TASK OBJECTIVE:
What you need to do is retype every entry exactly as written.

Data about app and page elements
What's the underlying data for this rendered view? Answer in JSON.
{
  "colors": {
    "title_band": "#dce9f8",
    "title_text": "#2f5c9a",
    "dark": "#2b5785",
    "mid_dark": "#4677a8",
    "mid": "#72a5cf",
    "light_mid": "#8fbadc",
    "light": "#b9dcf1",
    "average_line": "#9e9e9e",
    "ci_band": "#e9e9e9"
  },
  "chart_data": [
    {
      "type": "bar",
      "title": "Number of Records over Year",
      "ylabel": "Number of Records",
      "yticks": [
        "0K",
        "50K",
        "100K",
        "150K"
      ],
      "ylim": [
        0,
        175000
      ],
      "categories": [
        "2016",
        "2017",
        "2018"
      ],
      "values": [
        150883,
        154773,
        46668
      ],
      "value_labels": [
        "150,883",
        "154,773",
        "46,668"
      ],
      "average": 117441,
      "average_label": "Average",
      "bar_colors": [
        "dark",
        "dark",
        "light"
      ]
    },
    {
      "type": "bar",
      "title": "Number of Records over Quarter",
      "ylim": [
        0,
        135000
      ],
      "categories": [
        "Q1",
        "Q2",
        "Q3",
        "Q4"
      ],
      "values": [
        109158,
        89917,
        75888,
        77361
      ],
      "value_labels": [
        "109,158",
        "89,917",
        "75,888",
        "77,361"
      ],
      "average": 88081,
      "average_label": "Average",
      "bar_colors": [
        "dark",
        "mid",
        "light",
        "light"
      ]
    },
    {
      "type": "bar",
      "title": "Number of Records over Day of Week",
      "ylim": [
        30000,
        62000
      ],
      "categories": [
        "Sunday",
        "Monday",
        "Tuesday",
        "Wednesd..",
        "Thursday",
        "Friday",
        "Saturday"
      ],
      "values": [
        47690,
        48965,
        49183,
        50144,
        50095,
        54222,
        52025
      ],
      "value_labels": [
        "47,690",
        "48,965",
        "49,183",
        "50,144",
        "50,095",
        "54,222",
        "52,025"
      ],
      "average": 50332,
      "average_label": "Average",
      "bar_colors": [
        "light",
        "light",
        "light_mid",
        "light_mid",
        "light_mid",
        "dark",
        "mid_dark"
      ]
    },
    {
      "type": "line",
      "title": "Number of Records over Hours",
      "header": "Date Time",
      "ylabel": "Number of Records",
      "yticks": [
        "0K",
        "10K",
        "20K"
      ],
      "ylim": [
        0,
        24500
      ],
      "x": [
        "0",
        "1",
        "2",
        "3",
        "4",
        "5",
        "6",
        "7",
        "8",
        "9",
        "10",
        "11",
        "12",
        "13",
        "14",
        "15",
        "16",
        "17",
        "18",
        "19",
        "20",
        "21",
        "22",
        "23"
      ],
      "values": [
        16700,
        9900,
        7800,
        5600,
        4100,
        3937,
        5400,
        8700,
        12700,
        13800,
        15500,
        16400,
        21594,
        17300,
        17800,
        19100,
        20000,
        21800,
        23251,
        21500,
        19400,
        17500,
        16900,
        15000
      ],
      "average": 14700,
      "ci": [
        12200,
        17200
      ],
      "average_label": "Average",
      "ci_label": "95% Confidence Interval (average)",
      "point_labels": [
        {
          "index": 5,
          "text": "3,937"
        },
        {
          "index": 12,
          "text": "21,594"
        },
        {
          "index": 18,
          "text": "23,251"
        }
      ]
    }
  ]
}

EXERCISE ANSWER:
What's the underlying data for this rendered view? Answer in JSON.
{
  "colors": {
    "title_band": "#dce9f8",
    "title_text": "#2f5c9a",
    "dark": "#2b5785",
    "mid_dark": "#4677a8",
    "mid": "#72a5cf",
    "light_mid": "#8fbadc",
    "light": "#b9dcf1",
    "average_line": "#9e9e9e",
    "ci_band": "#e9e9e9"
  },
  "chart_data": [
    {
      "type": "bar",
      "title": "Number of Records over Year",
      "ylabel": "Number of Records",
      "yticks": [
        "0K",
        "50K",
        "100K",
        "150K"
      ],
      "ylim": [
        0,
        175000
      ],
      "categories": [
        "2016",
        "2017",
        "2018"
      ],
      "values": [
        150883,
        154773,
        46668
      ],
      "value_labels": [
        "150,883",
        "154,773",
        "46,668"
      ],
      "average": 117441,
      "average_label": "Average",
      "bar_colors": [
        "dark",
        "dark",
        "light"
      ]
    },
    {
      "type": "bar",
      "title": "Number of Records over Quarter",
      "ylim": [
        0,
        135000
      ],
      "categories": [
        "Q1",
        "Q2",
        "Q3",
        "Q4"
      ],
      "values": [
        109158,
        89917,
        75888,
        77361
      ],
      "value_labels": [
        "109,158",
        "89,917",
        "75,888",
        "77,361"
      ],
      "average": 88081,
      "average_label": "Average",
      "bar_colors": [
        "dark",
        "mid",
        "light",
        "light"
      ]
    },
    {
      "type": "bar",
      "title": "Number of Records over Day of Week",
      "ylim": [
        30000,
        62000
      ],
      "categories": [
        "Sunday",
        "Monday",
        "Tuesday",
        "Wednesd..",
        "Thursday",
        "Friday",
        "Saturday"
      ],
      "values": [
        47690,
        48965,
        49183,
        50144,
        50095,
        54222,
        52025
      ],
      "value_labels": [
        "47,690",
        "48,965",
        "49,183",
        "50,144",
        "50,095",
        "54,222",
        "52,025"
      ],
      "average": 50332,
      "average_label": "Average",
      "bar_colors": [
        "light",
        "light",
        "light_mid",
        "light_mid",
        "light_mid",
        "dark",
        "mid_dark"
      ]
    },
    {
      "type": "line",
      "title": "Number of Records over Hours",
      "header": "Date Time",
      "ylabel": "Number of Records",
      "yticks": [
        "0K",
        "10K",
        "20K"
      ],
      "ylim": [
        0,
        24500
      ],
      "x": [
        "0",
        "1",
        "2",
        "3",
        "4",
        "5",
        "6",
        "7",
        "8",
        "9",
        "10",
        "11",
        "12",
        "13",
        "14",
        "15",
        "16",
        "17",
        "18",
        "19",
        "20",
        "21",
        "22",
        "23"
      ],
      "values": [
        16700,
        9900,
        7800,
        5600,
        4100,
        3937,
        5400,
        8700,
        12700,
        13800,
        15500,
        16400,
        21594,
        17300,
        17800,
        19100,
        20000,
        21800,
        23251,
        21500,
        19400,
        17500,
        16900,
        15000
      ],
      "average": 14700,
      "ci": [
        12200,
        17200
      ],
      "average_label": "Average",
      "ci_label": "95% Confidence Interval (average)",
      "point_labels": [
        {
          "index": 5,
          "text": "3,937"
        },
        {
          "index": 12,
          "text": "21,594"
        },
        {
          "index": 18,
          "text": "23,251"
        }
      ]
    }
  ]
}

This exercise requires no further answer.